A training programme designed to tackle a skills shortage in the classic vehicle industry has marked a successful first year.
 
The first ever apprentices and students to join the two-year programme, which is delivered in the UK by Banbury and Bicester College and Activate Enterprise, marked the milestone with a visit to Bicester Heritage on Tuesday (1 September).
 
The students – a mixture of apprentices and full-time learners – enjoyed a tour of the site which plays host to businesses specialising in the restoration, storage and enjoyment of vintage and classic cars, motorbikes and aeroplanes.
 
 
The training scheme, which is backed by the Federation of British Historic Vehicle Clubs (FBHVC), launched in September 2014 in response to an identified skills shortage within the historic vehicle industry.
 
A survey of 104 businesses by FBHVC discovered a need for at least 1,000 apprentices over the next five years, to replace an ageing workforce.
 
Brian Pallett, operations manager at Bicester Heritage said: “Because we were involved in helping to devise the framework for the apprenticeship scheme, in partnership with the FBHVC and the Institute of the Motor Industry, we were really pleased to welcome the students to our grounds and give them a tour of our facilities.
 
“Young apprentices will be the life blood of our industry and ensure its future.  We value the relationship that we have with Banbury and Bicester College and Activate Enterprise, so were pleased to help foster associations between them and all the specialist businesses based at Bicester Heritage.”
 
 
John Kelly, head of learning for engineering and motor vehicle at Banbury and Bicester College, said: “We are very thankful to Bicester Heritage.
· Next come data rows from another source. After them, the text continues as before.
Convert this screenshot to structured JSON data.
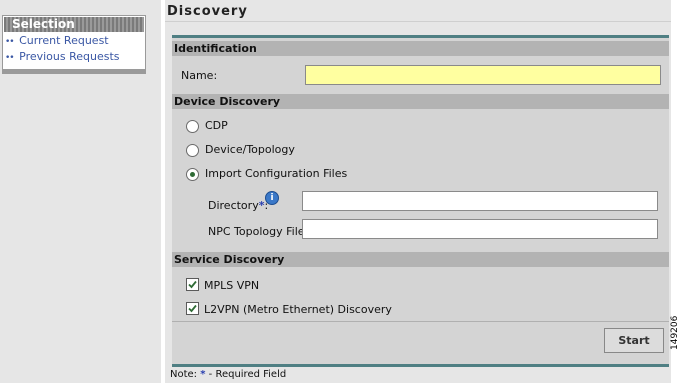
{
  "sidebar": {
    "header": "Selection",
    "items": [
      {
        "label": "Current Request"
      },
      {
        "label": "Previous Requests"
      }
    ]
  },
  "page": {
    "title": "Discovery"
  },
  "sections": {
    "identification": {
      "title": "Identification",
      "name_label": "Name:",
      "name_value": ""
    },
    "device_discovery": {
      "title": "Device Discovery",
      "options": [
        {
          "label": "CDP",
          "selected": false
        },
        {
          "label": "Device/Topology",
          "selected": false
        },
        {
          "label": "Import Configuration Files",
          "selected": true
        }
      ],
      "directory_label": "Directory",
      "directory_value": "",
      "npc_label": "NPC Topology File:",
      "npc_value": ""
    },
    "service_discovery": {
      "title": "Service Discovery",
      "options": [
        {
          "label": "MPLS VPN",
          "checked": true
        },
        {
          "label": "L2VPN (Metro Ethernet) Discovery",
          "checked": true
        }
      ]
    }
  },
  "actions": {
    "start_label": "Start"
  },
  "note": {
    "prefix": "Note:",
    "star": "*",
    "text": "- Required Field"
  },
  "figure_number": "149206",
  "colors": {
    "accent_rule": "#4f7f83",
    "link": "#3a57a4",
    "name_field": "#ffffa0"
  },
  "icons": {
    "info": "info-icon",
    "required": "required-star"
  }
}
The visit meant that our first year apprentices and students were able to see first-hand how their recently-acquired skills can translate into employment and future careers.
 
“Some of the vehicles we saw were extremely rare and significant in automotive history, so to get a chance to view them and chat to the experts restoring them was invaluable.  It was an opportunity for our students to talk to professionals who are as enthusiastic about classic vehicles as they are.
 
“After successfully completing our first year of the apprenticeship scheme, plus our full time classic vehicle restoration diploma programme, we are looking forward to welcoming next year’s intake over the coming weeks.”